Action item: On how many lines of these entries does the word "this" occur? State the number alone.

Data to examine:
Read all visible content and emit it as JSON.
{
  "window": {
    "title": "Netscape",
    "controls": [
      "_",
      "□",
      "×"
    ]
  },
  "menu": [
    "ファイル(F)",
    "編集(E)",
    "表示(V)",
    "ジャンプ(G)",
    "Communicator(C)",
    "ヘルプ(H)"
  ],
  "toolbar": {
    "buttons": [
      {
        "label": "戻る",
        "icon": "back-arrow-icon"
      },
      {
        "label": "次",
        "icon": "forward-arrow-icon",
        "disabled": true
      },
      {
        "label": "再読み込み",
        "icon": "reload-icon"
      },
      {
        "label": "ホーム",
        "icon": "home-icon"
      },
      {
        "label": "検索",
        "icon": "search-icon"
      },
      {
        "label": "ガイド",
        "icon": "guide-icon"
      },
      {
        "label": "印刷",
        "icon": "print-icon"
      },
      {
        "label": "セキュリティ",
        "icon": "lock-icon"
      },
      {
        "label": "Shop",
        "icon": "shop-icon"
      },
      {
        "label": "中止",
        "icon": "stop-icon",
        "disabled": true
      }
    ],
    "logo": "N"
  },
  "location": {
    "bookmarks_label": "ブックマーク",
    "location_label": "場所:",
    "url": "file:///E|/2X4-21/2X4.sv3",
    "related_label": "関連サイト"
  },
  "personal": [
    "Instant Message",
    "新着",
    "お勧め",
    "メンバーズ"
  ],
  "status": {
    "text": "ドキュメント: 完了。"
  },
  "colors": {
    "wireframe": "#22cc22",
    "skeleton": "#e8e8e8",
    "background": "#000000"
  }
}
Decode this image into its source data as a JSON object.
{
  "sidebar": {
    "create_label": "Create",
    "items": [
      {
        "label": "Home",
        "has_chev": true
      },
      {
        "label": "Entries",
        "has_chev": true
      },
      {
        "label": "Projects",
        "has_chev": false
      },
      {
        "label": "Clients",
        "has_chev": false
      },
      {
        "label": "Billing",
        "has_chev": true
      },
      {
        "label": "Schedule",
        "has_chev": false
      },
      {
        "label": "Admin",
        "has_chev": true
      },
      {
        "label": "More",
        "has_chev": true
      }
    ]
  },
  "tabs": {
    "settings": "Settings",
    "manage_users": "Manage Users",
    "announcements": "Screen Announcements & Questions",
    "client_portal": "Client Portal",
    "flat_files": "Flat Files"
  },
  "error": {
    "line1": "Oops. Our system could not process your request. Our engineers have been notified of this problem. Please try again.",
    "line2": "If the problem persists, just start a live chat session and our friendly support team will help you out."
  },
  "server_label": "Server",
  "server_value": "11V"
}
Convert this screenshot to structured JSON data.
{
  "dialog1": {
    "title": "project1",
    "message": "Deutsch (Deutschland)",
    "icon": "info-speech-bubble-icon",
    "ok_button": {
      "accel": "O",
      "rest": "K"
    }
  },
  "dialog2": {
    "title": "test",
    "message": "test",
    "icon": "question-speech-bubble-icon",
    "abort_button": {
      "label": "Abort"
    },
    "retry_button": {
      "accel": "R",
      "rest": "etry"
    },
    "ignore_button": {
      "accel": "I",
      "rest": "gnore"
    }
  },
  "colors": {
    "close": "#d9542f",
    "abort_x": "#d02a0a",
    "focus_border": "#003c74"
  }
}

Exercise answer: 3